---------- Record excerpts

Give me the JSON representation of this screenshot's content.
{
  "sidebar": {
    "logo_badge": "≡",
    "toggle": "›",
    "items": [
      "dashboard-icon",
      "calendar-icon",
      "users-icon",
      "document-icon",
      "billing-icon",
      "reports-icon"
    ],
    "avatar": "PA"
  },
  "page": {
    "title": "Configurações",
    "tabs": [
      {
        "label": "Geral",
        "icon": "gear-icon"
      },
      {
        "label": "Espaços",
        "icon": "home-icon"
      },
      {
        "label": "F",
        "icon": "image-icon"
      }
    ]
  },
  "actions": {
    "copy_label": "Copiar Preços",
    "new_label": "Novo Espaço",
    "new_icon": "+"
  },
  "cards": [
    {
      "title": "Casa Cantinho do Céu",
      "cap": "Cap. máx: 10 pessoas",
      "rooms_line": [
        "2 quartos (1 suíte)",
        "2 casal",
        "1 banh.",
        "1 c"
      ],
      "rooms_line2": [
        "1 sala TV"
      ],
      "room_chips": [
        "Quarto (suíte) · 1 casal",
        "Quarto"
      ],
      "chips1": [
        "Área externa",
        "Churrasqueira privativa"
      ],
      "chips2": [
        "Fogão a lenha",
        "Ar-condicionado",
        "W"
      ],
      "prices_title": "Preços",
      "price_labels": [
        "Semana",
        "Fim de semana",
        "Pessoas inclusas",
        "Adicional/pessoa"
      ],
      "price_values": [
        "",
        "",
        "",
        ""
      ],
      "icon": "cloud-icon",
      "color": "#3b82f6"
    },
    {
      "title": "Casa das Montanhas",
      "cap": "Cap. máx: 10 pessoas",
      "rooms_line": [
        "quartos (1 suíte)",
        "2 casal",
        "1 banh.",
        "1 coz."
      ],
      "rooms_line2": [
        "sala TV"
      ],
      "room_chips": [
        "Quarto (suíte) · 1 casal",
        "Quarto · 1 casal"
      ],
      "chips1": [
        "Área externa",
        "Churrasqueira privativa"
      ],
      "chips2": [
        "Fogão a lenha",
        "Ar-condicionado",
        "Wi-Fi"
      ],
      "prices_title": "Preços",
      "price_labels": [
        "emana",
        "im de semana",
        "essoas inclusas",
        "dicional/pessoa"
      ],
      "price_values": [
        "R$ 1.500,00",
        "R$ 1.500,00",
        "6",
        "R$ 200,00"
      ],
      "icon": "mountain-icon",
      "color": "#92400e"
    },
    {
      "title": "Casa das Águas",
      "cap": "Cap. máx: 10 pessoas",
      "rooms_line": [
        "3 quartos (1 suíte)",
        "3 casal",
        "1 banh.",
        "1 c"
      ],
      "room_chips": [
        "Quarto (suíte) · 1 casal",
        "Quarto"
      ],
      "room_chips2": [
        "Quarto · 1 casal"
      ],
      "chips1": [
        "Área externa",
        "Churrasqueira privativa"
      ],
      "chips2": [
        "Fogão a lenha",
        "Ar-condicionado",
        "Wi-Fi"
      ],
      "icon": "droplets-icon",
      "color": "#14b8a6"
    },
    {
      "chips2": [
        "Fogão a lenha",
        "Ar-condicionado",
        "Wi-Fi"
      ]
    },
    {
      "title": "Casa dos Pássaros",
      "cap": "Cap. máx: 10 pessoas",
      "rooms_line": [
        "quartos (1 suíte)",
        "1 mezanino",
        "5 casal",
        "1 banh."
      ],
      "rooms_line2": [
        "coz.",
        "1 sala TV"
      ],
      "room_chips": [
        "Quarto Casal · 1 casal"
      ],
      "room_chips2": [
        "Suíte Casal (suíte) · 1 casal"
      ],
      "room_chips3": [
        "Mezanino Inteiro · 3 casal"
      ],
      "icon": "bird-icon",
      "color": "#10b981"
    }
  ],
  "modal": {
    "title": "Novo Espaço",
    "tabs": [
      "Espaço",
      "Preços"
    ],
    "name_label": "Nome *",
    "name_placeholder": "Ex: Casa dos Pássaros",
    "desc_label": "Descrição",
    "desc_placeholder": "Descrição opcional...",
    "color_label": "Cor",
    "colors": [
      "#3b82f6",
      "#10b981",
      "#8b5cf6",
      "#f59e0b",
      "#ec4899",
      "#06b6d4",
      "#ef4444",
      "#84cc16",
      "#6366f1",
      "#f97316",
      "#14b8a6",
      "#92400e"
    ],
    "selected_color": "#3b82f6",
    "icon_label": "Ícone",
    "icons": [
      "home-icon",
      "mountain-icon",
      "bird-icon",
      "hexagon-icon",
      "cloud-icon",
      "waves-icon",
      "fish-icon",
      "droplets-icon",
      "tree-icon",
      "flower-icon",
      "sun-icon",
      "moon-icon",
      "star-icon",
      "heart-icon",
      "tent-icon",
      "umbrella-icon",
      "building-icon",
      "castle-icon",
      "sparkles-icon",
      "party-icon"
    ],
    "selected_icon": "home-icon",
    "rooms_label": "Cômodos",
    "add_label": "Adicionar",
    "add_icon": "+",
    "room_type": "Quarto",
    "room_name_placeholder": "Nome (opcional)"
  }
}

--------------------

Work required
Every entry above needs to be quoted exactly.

Answer section
Give me the JSON representation of this screenshot's content.
{
  "sidebar": {
    "logo_badge": "≡",
    "toggle": "›",
    "items": [
      "dashboard-icon",
      "calendar-icon",
      "users-icon",
      "document-icon",
      "billing-icon",
      "reports-icon"
    ],
    "avatar": "PA"
  },
  "page": {
    "title": "Configurações",
    "tabs": [
      {
        "label": "Geral",
        "icon": "gear-icon"
      },
      {
        "label": "Espaços",
        "icon": "home-icon"
      },
      {
        "label": "F",
        "icon": "image-icon"
      }
    ]
  },
  "actions": {
    "copy_label": "Copiar Preços",
    "new_label": "Novo Espaço",
    "new_icon": "+"
  },
  "cards": [
    {
      "title": "Casa Cantinho do Céu",
      "cap": "Cap. máx: 10 pessoas",
      "rooms_line": [
        "2 quartos (1 suíte)",
        "2 casal",
        "1 banh.",
        "1 c"
      ],
      "rooms_line2": [
        "1 sala TV"
      ],
      "room_chips": [
        "Quarto (suíte) · 1 casal",
        "Quarto"
      ],
      "chips1": [
        "Área externa",
        "Churrasqueira privativa"
      ],
      "chips2": [
        "Fogão a lenha",
        "Ar-condicionado",
        "W"
      ],
      "prices_title": "Preços",
      "price_labels": [
        "Semana",
        "Fim de semana",
        "Pessoas inclusas",
        "Adicional/pessoa"
      ],
      "price_values": [
        "",
        "",
        "",
        ""
      ],
      "icon": "cloud-icon",
      "color": "#3b82f6"
    },
    {
      "title": "Casa das Montanhas",
      "cap": "Cap. máx: 10 pessoas",
      "rooms_line": [
        "quartos (1 suíte)",
        "2 casal",
        "1 banh.",
        "1 coz."
      ],
      "rooms_line2": [
        "sala TV"
      ],
      "room_chips": [
        "Quarto (suíte) · 1 casal",
        "Quarto · 1 casal"
      ],
      "chips1": [
        "Área externa",
        "Churrasqueira privativa"
      ],
      "chips2": [
        "Fogão a lenha",
        "Ar-condicionado",
        "Wi-Fi"
      ],
      "prices_title": "Preços",
      "price_labels": [
        "emana",
        "im de semana",
        "essoas inclusas",
        "dicional/pessoa"
      ],
      "price_values": [
        "R$ 1.500,00",
        "R$ 1.500,00",
        "6",
        "R$ 200,00"
      ],
      "icon": "mountain-icon",
      "color": "#92400e"
    },
    {
      "title": "Casa das Águas",
      "cap": "Cap. máx: 10 pessoas",
      "rooms_line": [
        "3 quartos (1 suíte)",
        "3 casal",
        "1 banh.",
        "1 c"
      ],
      "room_chips": [
        "Quarto (suíte) · 1 casal",
        "Quarto"
      ],
      "room_chips2": [
        "Quarto · 1 casal"
      ],
      "chips1": [
        "Área externa",
        "Churrasqueira privativa"
      ],
      "chips2": [
        "Fogão a lenha",
        "Ar-condicionado",
        "Wi-Fi"
      ],
      "icon": "droplets-icon",
      "color": "#14b8a6"
    },
    {
      "chips2": [
        "Fogão a lenha",
        "Ar-condicionado",
        "Wi-Fi"
      ]
    },
    {
      "title": "Casa dos Pássaros",
      "cap": "Cap. máx: 10 pessoas",
      "rooms_line": [
        "quartos (1 suíte)",
        "1 mezanino",
        "5 casal",
        "1 banh."
      ],
      "rooms_line2": [
        "coz.",
        "1 sala TV"
      ],
      "room_chips": [
        "Quarto Casal · 1 casal"
      ],
      "room_chips2": [
        "Suíte Casal (suíte) · 1 casal"
      ],
      "room_chips3": [
        "Mezanino Inteiro · 3 casal"
      ],
      "icon": "bird-icon",
      "color": "#10b981"
    }
  ],
  "modal": {
    "title": "Novo Espaço",
    "tabs": [
      "Espaço",
      "Preços"
    ],
    "name_label": "Nome *",
    "name_placeholder": "Ex: Casa dos Pássaros",
    "desc_label": "Descrição",
    "desc_placeholder": "Descrição opcional...",
    "color_label": "Cor",
    "colors": [
      "#3b82f6",
      "#10b981",
      "#8b5cf6",
      "#f59e0b",
      "#ec4899",
      "#06b6d4",
      "#ef4444",
      "#84cc16",
      "#6366f1",
      "#f97316",
      "#14b8a6",
      "#92400e"
    ],
    "selected_color": "#3b82f6",
    "icon_label": "Ícone",
    "icons": [
      "home-icon",
      "mountain-icon",
      "bird-icon",
      "hexagon-icon",
      "cloud-icon",
      "waves-icon",
      "fish-icon",
      "droplets-icon",
      "tree-icon",
      "flower-icon",
      "sun-icon",
      "moon-icon",
      "star-icon",
      "heart-icon",
      "tent-icon",
      "umbrella-icon",
      "building-icon",
      "castle-icon",
      "sparkles-icon",
      "party-icon"
    ],
    "selected_icon": "home-icon",
    "rooms_label": "Cômodos",
    "add_label": "Adicionar",
    "add_icon": "+",
    "room_type": "Quarto",
    "room_name_placeholder": "Nome (opcional)"
  }
}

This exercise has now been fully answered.